── Input data
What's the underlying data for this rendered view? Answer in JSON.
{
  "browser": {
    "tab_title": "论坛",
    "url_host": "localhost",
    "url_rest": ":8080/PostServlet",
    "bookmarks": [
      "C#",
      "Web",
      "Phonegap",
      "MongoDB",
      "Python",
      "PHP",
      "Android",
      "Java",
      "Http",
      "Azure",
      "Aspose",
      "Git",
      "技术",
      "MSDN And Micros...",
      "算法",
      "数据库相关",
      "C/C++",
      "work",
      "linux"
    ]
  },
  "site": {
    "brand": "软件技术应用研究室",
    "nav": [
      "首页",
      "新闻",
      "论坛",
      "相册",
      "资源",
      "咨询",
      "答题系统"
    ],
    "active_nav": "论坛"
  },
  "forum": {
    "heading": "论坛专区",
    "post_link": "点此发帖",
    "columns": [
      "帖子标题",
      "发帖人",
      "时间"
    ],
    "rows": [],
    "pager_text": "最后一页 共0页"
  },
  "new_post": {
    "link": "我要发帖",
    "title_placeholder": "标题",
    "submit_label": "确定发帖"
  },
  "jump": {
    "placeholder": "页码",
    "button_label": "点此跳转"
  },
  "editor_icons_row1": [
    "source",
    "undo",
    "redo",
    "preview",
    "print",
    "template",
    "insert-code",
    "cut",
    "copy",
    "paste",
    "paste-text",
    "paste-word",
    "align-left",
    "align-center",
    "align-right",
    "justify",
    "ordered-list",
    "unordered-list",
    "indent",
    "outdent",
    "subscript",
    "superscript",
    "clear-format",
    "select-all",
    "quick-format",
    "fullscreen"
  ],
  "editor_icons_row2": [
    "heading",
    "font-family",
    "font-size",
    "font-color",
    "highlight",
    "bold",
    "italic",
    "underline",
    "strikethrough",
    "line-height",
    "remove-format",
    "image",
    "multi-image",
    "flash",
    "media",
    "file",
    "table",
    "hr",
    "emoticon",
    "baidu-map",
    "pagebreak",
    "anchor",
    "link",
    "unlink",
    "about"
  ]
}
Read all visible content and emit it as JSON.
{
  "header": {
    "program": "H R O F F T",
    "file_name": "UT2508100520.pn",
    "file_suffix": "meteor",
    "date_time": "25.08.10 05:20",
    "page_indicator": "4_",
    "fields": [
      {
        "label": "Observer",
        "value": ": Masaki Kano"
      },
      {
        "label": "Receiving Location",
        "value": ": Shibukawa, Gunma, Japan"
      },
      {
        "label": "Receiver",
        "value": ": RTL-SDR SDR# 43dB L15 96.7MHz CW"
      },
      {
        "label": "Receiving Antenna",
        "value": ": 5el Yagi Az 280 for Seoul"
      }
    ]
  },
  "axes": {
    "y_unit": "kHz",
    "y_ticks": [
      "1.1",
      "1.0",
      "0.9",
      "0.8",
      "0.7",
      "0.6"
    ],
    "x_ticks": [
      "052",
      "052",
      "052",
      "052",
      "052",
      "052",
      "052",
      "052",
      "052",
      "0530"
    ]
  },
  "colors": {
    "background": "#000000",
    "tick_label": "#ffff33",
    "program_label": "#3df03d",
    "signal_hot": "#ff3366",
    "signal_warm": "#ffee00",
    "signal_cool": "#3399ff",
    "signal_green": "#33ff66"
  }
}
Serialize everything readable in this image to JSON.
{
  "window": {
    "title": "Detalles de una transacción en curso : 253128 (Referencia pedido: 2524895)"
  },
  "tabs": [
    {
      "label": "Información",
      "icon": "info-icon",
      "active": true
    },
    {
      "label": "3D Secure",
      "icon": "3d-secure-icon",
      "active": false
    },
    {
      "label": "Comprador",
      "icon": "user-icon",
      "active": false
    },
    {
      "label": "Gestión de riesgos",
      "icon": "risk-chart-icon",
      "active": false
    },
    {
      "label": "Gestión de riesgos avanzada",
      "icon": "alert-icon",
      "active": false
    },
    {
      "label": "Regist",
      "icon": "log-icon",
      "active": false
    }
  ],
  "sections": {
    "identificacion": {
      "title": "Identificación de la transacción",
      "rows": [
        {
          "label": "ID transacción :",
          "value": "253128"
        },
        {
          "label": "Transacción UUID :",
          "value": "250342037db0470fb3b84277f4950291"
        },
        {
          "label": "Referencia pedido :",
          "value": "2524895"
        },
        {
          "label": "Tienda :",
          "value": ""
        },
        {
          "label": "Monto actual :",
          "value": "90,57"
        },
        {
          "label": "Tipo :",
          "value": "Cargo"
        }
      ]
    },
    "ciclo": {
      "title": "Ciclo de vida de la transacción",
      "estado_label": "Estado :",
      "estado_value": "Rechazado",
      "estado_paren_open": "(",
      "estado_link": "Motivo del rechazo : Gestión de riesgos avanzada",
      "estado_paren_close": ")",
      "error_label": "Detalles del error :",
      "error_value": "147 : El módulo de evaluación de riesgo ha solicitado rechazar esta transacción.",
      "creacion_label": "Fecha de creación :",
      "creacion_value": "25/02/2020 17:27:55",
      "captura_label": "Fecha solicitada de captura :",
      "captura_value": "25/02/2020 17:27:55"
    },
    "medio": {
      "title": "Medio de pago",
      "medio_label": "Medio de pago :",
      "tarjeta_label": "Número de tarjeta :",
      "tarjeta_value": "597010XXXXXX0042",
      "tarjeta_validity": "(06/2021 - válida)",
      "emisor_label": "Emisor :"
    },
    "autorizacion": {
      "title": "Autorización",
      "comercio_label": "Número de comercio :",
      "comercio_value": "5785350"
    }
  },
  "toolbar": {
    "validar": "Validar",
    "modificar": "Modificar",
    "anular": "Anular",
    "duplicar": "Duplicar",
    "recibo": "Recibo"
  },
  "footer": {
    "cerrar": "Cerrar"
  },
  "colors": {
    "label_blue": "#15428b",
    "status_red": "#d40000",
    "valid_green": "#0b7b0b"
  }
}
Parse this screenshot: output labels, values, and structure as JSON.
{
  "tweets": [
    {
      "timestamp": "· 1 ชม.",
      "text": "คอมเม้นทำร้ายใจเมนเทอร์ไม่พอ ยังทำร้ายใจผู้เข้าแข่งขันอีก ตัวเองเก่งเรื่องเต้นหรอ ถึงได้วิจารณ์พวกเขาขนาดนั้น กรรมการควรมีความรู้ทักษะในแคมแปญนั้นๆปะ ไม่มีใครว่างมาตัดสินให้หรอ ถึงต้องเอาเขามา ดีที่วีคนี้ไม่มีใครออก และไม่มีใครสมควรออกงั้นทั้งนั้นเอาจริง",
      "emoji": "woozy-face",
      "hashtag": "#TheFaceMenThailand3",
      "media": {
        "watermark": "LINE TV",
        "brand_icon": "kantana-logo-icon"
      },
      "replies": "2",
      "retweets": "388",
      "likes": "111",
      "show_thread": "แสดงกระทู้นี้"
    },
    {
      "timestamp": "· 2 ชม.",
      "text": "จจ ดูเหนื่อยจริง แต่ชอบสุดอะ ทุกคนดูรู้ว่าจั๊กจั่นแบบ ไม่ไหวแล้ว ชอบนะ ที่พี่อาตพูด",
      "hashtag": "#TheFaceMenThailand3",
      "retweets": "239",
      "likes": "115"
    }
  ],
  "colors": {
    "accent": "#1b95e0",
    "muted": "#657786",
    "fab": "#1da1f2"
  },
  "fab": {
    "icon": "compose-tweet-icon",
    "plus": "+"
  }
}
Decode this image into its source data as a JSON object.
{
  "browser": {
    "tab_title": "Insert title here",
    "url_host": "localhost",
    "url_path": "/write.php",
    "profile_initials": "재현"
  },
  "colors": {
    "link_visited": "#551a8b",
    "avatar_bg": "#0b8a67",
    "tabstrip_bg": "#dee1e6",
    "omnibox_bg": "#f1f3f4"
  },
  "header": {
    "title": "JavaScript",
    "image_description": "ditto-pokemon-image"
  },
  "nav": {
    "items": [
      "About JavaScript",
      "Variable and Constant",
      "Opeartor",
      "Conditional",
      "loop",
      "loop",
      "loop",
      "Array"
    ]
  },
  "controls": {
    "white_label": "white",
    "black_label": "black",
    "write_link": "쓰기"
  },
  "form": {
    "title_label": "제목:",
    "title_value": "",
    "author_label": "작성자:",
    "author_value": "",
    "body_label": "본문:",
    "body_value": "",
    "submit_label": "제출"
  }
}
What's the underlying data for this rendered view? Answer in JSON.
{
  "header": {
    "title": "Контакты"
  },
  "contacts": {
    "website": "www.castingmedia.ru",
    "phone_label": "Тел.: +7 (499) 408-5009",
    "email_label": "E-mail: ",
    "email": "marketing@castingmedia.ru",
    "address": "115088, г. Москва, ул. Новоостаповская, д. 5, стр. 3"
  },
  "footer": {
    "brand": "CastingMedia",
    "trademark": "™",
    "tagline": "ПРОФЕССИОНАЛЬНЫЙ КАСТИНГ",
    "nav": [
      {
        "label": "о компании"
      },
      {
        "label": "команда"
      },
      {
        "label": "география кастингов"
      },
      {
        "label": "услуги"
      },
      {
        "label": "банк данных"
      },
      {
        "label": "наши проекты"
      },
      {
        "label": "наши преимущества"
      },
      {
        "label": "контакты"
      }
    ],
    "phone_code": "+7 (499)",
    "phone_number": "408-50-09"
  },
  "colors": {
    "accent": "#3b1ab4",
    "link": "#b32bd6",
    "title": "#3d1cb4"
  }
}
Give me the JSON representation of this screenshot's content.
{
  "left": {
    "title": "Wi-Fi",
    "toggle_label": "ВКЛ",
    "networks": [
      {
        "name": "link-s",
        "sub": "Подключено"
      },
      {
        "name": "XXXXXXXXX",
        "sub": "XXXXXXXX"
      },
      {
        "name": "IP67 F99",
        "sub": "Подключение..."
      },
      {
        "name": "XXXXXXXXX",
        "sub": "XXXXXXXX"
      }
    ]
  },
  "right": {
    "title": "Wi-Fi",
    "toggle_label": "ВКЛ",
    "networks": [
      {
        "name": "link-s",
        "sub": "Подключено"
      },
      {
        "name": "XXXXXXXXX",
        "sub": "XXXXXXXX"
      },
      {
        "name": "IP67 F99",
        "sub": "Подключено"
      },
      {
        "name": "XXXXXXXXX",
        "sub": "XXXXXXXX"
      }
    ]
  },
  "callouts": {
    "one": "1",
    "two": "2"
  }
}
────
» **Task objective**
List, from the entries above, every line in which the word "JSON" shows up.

» **Output for this task**
What's the underlying data for this rendered view? Answer in JSON.
Read all visible content and emit it as JSON.
Serialize everything readable in this image to JSON.
Parse this screenshot: output labels, values, and structure as JSON.
Decode this image into its source data as a JSON object.
What's the underlying data for this rendered view? Answer in JSON.
Give me the JSON representation of this screenshot's content.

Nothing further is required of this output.